But there is nothing civil about the scenario faced by Meip Gies in the spring of 1942: An invading army has captured your country. The officers of the law you relied on for protection have been murdered or have surrendered. All around you people are being rounded up—because of their religion or some other aspect that makes them “undesirable”—and taken away, never to be seen again. There are enemy soldiers everywhere. People all around you are turning in their Jewish neighbors for fear of being considered a sympathizer and having their own families kidnapped. You are literally at risk of imprisonment and death for even protesting against the treatment of your fellow human beings. And your boss—a man you admire and respect—comes to you for help.
You are put in the position of literally laying your life—and the lives of your family—on the line for others. This is not like donating a hundred dollars to the Fred Jordan Mission so the hungry can be fed. This isn’t delivering groceries to homebound seniors. Those are wonderful things, good things, and not to be discounted, but they’re not the same as actually risking death for another.
What Would I Have Done?
So when I put myself in the scenario Meip faced, it becomes more difficult to “be good.” Some people will instantly and righteously claim: “Oh, no doubt, I’d help them out.” And some of them likely really would say “yes” immediately.

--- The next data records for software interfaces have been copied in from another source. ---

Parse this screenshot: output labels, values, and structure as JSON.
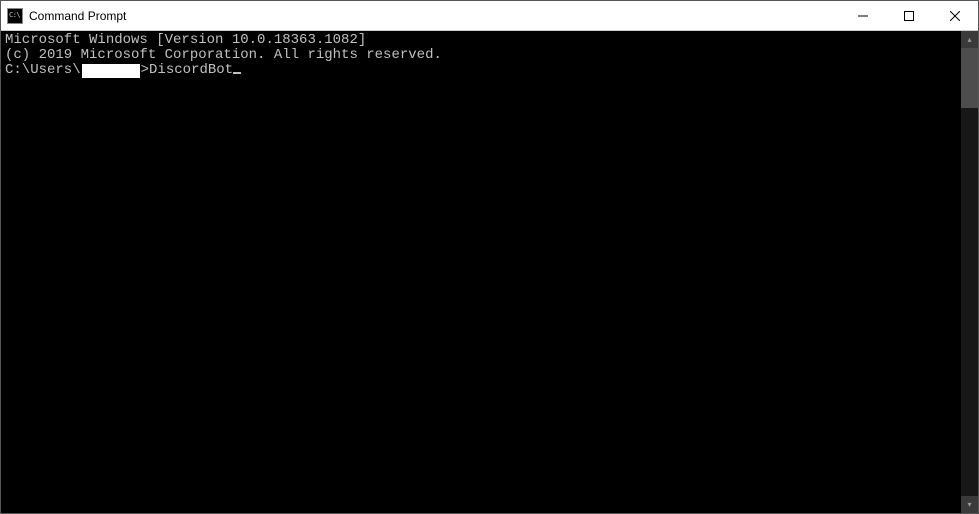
{
  "window": {
    "title": "Command Prompt",
    "icon_text": "C:\\"
  },
  "terminal": {
    "line1": "Microsoft Windows [Version 10.0.18363.1082]",
    "line2": "(c) 2019 Microsoft Corporation. All rights reserved.",
    "blank": "",
    "prompt_prefix": "C:\\Users\\",
    "prompt_suffix": ">",
    "typed": "DiscordBot"
  },
  "scrollbar": {
    "up": "▴",
    "down": "▾"
  }
}
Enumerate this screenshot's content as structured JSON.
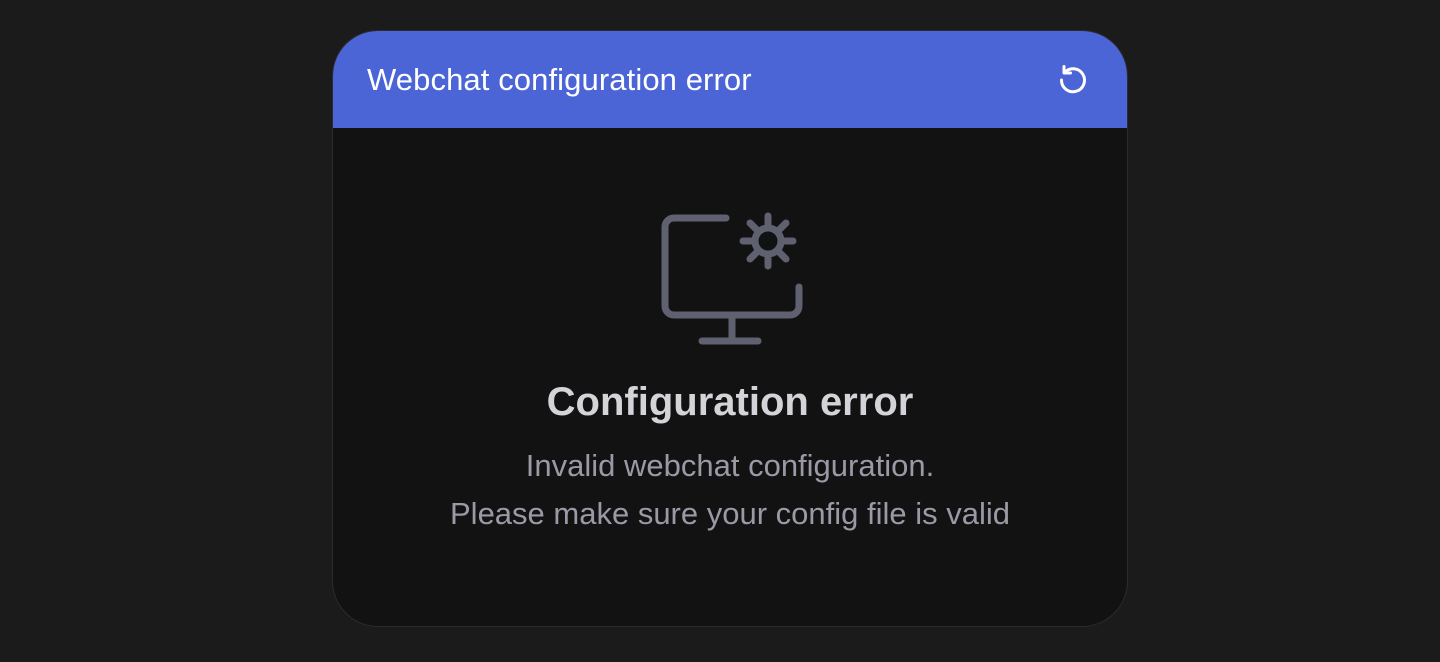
{
  "header": {
    "title": "Webchat configuration error",
    "refresh_icon": "refresh-icon"
  },
  "error": {
    "icon": "monitor-gear-icon",
    "title": "Configuration error",
    "message_line1": "Invalid webchat configuration.",
    "message_line2": "Please make sure your config file is valid"
  },
  "colors": {
    "accent": "#4b65d6",
    "background": "#1b1b1b",
    "panel": "#121212",
    "icon": "#5f6170"
  }
}
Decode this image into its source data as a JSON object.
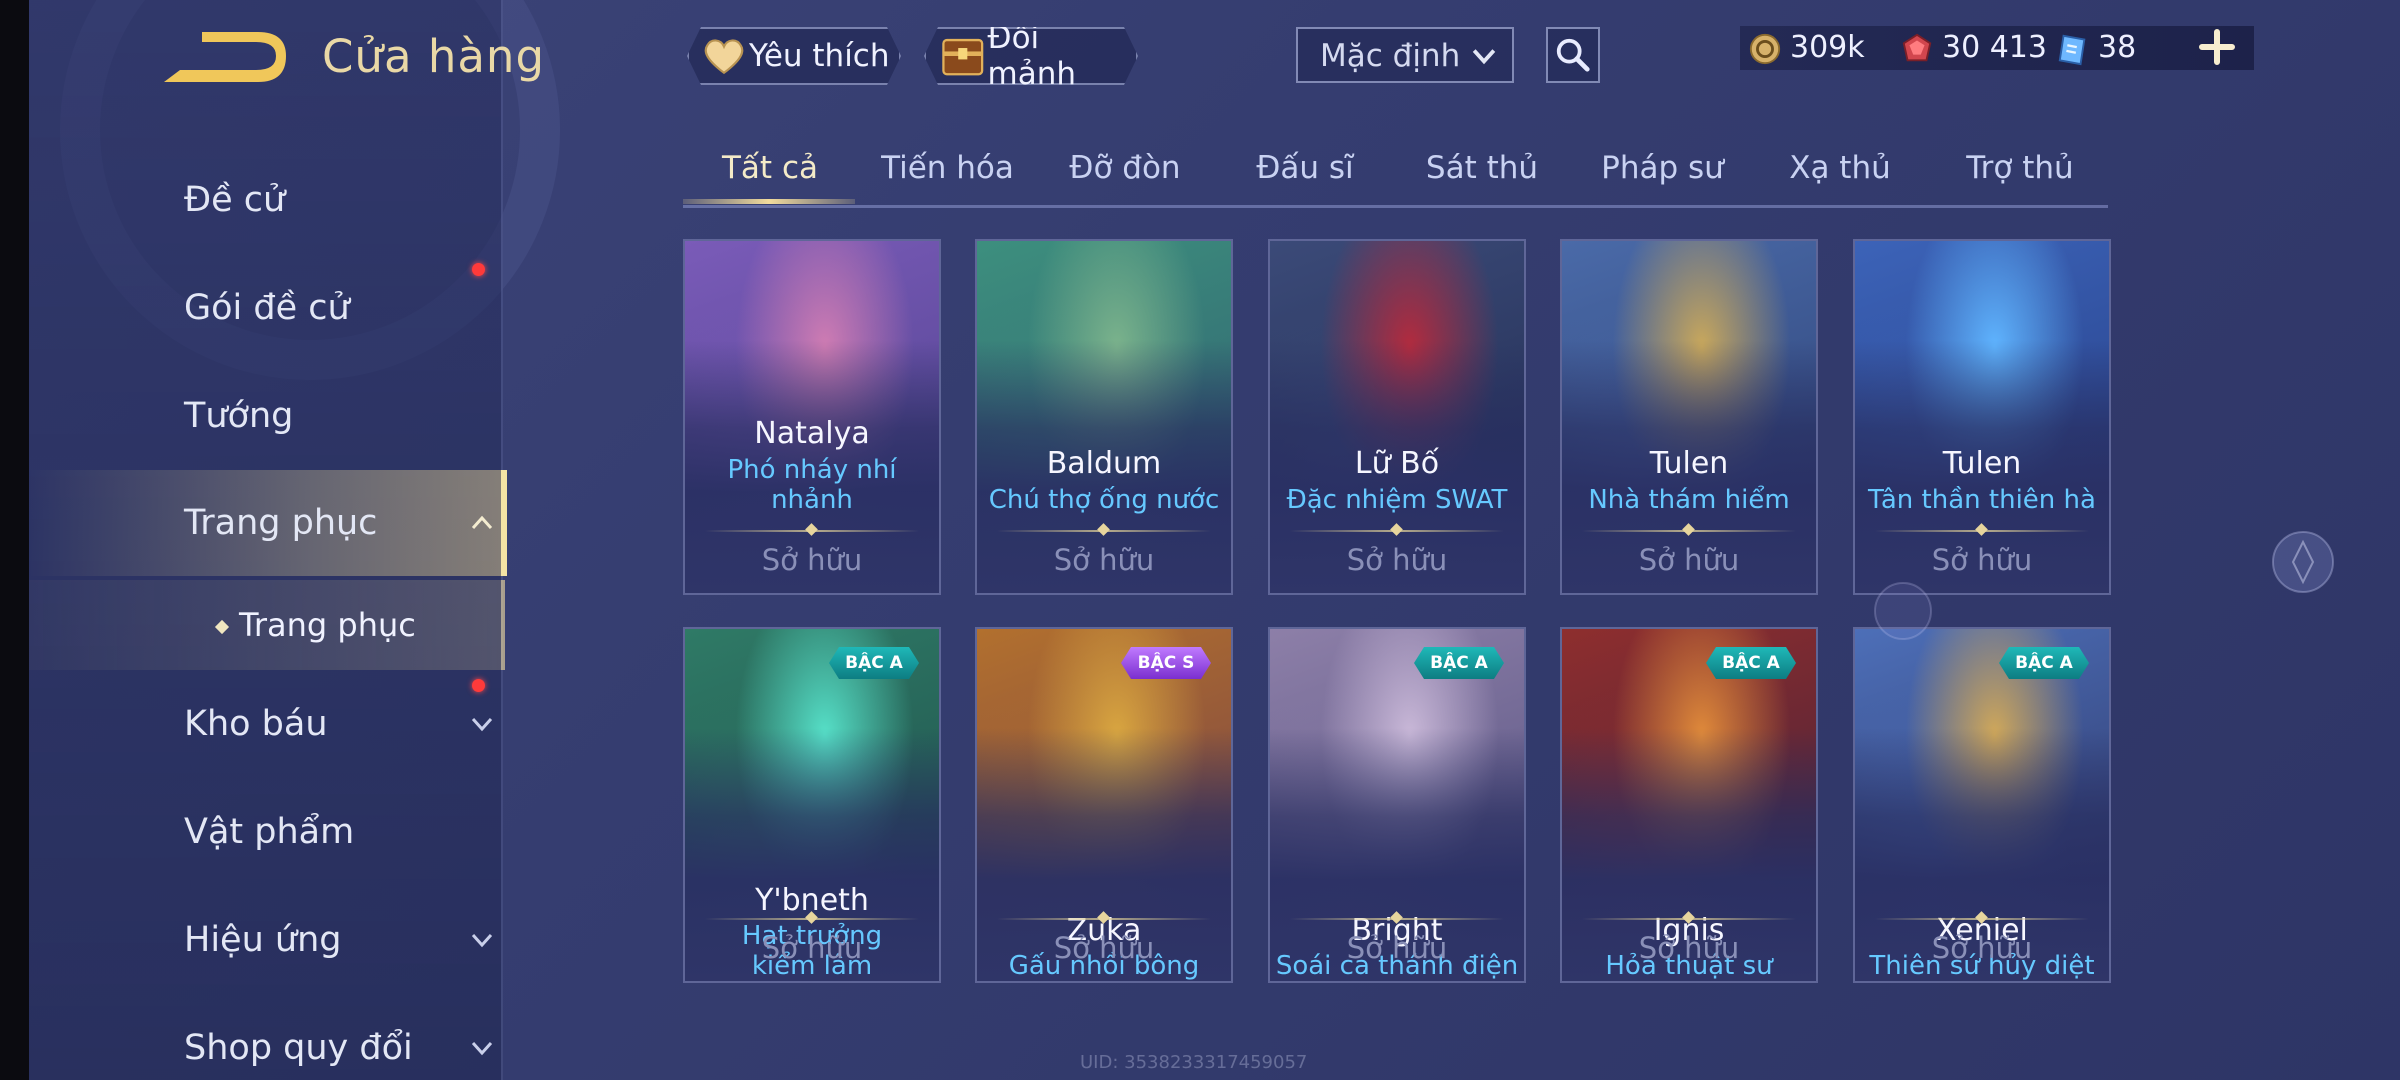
{
  "header": {
    "title": "Cửa hàng"
  },
  "sidebar": {
    "items": [
      {
        "label": "Đề cử"
      },
      {
        "label": "Gói đề cử"
      },
      {
        "label": "Tướng"
      },
      {
        "label": "Trang phục"
      },
      {
        "label": "Kho báu"
      },
      {
        "label": "Vật phẩm"
      },
      {
        "label": "Hiệu ứng"
      },
      {
        "label": "Shop quy đổi"
      }
    ],
    "sub_item": {
      "label": "Trang phục"
    }
  },
  "topbar": {
    "favorite_label": "Yêu thích",
    "exchange_label": "Đổi mảnh",
    "sort_selected": "Mặc định"
  },
  "currency": {
    "gold": "309k",
    "ruby": "30 413",
    "voucher": "38"
  },
  "tabs": [
    "Tất cả",
    "Tiến hóa",
    "Đỡ đòn",
    "Đấu sĩ",
    "Sát thủ",
    "Pháp sư",
    "Xạ thủ",
    "Trợ thủ"
  ],
  "cards": [
    {
      "hero": "Natalya",
      "skin": "Phó nháy nhí nhảnh",
      "status": "Sở hữu",
      "badge": "",
      "colors": [
        "#7a5bb8",
        "#4b3f8a",
        "#cf7cb3"
      ]
    },
    {
      "hero": "Baldum",
      "skin": "Chú thợ ống nước",
      "status": "Sở hữu",
      "badge": "",
      "colors": [
        "#3d8f7e",
        "#2e5a6e",
        "#7bb38c"
      ]
    },
    {
      "hero": "Lữ Bố",
      "skin": "Đặc nhiệm SWAT",
      "status": "Sở hữu",
      "badge": "",
      "colors": [
        "#3b4a78",
        "#1f2a4e",
        "#b32b3e"
      ]
    },
    {
      "hero": "Tulen",
      "skin": "Nhà thám hiểm",
      "status": "Sở hữu",
      "badge": "",
      "colors": [
        "#4a6aa8",
        "#2a3d70",
        "#c9a85c"
      ]
    },
    {
      "hero": "Tulen",
      "skin": "Tân thần thiên hà",
      "status": "Sở hữu",
      "badge": "",
      "colors": [
        "#3c63b8",
        "#233a80",
        "#5fb4ff"
      ]
    },
    {
      "hero": "Y'bneth",
      "skin": "Hạt trưởng kiểm lâm",
      "status": "Sở hữu",
      "badge": "BẬC A",
      "colors": [
        "#2f7a66",
        "#1c4a48",
        "#56e0c8"
      ]
    },
    {
      "hero": "Zuka",
      "skin": "Gấu nhồi bông",
      "status": "Sở hữu",
      "badge": "BẬC S",
      "colors": [
        "#b2702e",
        "#6e3a4a",
        "#d9a640"
      ]
    },
    {
      "hero": "Bright",
      "skin": "Soái ca thánh điện",
      "status": "Sở hữu",
      "badge": "BẬC A",
      "colors": [
        "#8d7fa8",
        "#4f4c7c",
        "#c9b8d8"
      ]
    },
    {
      "hero": "Ignis",
      "skin": "Hỏa thuật sư",
      "status": "Sở hữu",
      "badge": "BẬC A",
      "colors": [
        "#8e2e2e",
        "#3a1f3c",
        "#e08a3a"
      ]
    },
    {
      "hero": "Xeniel",
      "skin": "Thiên sứ hủy diệt",
      "status": "Sở hữu",
      "badge": "BẬC A",
      "colors": [
        "#4d6fb8",
        "#2a2f5e",
        "#d0a85a"
      ]
    }
  ],
  "footer": {
    "uid": "UID: 3538233317459057"
  },
  "theme": {
    "accent_gold": "#f2dc9c",
    "skin_name_blue": "#66c9ff",
    "notification_red": "#ff3a3a"
  }
}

But others might not—they’d fear for their lives, the lives of their children, they’d fear for their livelihoods. They’d need time to think it over and access the risks. As I walked the dog this morning I thought about what I would do, if the situation in the Netherlands in 1942 suddenly became the situation of Orange County in 2010. If someone I knew came to me for protection from being hauled off God-knows-where, would I help him or her? I like to think—and I do believe—that the answer is yes.
But what if it was someone I didn’t know who desperately needed my help, in that situation? Again, after some thought, my answer is yes. What if it was someone I deeply disliked? Again, yes (perhaps with some reservations...). But of course, in real life we often act differently than we do in our heads.
She Couldn't Save Anne, But She Saved Anne's Experience for Us
Meip Gies was an ordinary woman, a secretary. She acted in real life the way most of us hope we would act if faced with that situation. In the end, two years of effort couldn’t save the family—Anne and her sister died of typhoid, their mother of starvation (she intentionally stopped eating after her beloved daughters died) in the camps. But what Meip did manage to save was Anne Frank’s life experience. A terrible experience, to be sure, but one millions of people all over the world have learned from and made changes because of. After the SS soldiers took Anne and her family (and two others who had taken refuge in the attic) away, Meip went upstairs and gathered what was not torn apart by the Germans. Among the papers strewn about was Anne's diary. When Otto Frank returned years later after being liberated from the concentration camp, Meip presented the diary to him as a memento of his little girl. Evenutally, Otto had it published, and the rest, as they say, is history.
Meip herself put it in a Washington Post interview many years later, she was “glad that (I) could help fulfill Anne’s lifelong ambition of being immortalized through her writing.”